“When I joined the Commission for damages done by game [wild animals’, I faced a series of threats, because until then, according to the locals, the minutes were compiled in the offices of the ministry, where the citizens came to report,” he recalled.

“When I demanded to go and see the damage, many of them give up [the claim], which shows they were making false claims,” he added.

“There were also examples of destroyed crops of potatoes, corn or pepper on ten square meters, where they wanted to record that the whole field was destroyed, convincing me that the bear would come again to eat the rest…

“On this, we told them that if a bear did come, they should report that, so if we could make a record of each damage done, every day.”

The BIRN investigation showed that, in most such cases, the courts accept claims for damages done by bears, and that such verdicts were confirmed by the appeal courts in Bitola and in Gostivar.

None of the verdicts came under review at the Supreme Court to ascertain the position of the highest court on this issue.

The state, through the Ombudsman, usually disputed the claims of the people who said a bear had eaten their bees, cherries or livestock. But the courts usually rejected those arguments.

In one case, in the town of Ohrid, the court accepted that a bear had eaten cherries simply because of the broken branches on the tree.
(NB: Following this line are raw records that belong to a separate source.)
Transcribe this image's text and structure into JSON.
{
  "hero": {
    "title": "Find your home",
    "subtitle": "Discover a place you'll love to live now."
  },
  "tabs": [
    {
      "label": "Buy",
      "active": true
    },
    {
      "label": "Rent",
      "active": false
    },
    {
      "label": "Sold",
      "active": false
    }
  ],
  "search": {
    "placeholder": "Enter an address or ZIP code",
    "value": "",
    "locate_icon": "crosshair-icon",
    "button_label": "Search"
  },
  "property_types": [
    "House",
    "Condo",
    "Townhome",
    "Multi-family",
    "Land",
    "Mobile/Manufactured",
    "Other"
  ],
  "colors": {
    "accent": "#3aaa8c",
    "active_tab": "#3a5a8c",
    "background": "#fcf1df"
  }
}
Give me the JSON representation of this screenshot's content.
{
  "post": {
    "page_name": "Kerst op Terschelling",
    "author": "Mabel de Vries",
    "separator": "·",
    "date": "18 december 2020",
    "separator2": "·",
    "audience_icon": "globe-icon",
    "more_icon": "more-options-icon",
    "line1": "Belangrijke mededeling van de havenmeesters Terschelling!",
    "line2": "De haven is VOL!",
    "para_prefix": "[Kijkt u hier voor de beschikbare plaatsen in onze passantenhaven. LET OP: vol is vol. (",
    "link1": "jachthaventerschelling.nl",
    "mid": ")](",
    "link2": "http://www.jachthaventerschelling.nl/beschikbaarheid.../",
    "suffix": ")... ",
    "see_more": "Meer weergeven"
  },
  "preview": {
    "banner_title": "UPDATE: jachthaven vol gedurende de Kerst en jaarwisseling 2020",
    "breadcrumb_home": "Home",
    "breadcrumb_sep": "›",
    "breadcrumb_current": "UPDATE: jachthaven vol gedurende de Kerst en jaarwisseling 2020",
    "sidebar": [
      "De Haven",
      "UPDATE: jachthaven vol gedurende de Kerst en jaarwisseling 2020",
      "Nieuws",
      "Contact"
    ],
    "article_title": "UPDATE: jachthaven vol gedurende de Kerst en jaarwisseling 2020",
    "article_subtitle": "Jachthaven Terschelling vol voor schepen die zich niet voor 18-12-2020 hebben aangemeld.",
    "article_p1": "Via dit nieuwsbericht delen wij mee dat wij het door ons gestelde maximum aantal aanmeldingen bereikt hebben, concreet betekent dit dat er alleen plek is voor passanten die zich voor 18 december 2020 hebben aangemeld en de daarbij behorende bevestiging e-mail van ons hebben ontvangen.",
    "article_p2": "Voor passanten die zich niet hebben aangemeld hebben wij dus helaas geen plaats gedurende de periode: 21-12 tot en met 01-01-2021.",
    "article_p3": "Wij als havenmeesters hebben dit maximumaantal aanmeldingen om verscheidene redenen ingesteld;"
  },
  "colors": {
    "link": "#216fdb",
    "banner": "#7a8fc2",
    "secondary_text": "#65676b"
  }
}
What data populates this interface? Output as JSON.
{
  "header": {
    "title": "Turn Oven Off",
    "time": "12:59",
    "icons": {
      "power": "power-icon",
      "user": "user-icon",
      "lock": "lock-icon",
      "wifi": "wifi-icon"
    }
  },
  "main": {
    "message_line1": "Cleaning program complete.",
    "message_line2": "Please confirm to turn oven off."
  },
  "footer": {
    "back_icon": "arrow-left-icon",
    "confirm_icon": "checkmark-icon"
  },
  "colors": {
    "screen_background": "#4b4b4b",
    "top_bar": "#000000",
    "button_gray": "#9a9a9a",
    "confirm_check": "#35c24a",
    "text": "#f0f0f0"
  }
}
It ordered the lost income from cherries for the next six years to be paid as damages to the owner.

Less than 400 bears do a lot of damage:

 


Updates to the register of the number of bears in Macedonia are carried out once every 10 years.

According to the last update, from 2010, which remains valid until 2020, there are between 371 and 381 bears in Macedonia, not counting cubs under the age of two.

The bear population is tracked by the Institute for Forest Management, as part of the Makedonski Sumi [Macedonian Forests] public enterprise, and there is a map of hunting grounds in Macedonia, which states how many bears live in each hunting zone.

The number is largest in the national parks, where there is less chance of poaching.

By contrast, data show that the western region around the town of Debar is notorious for poaching bears, some of whom have died after being caught in traps.

Several bears have also been recorded as killed by vehicles on the roads in western Macedonia.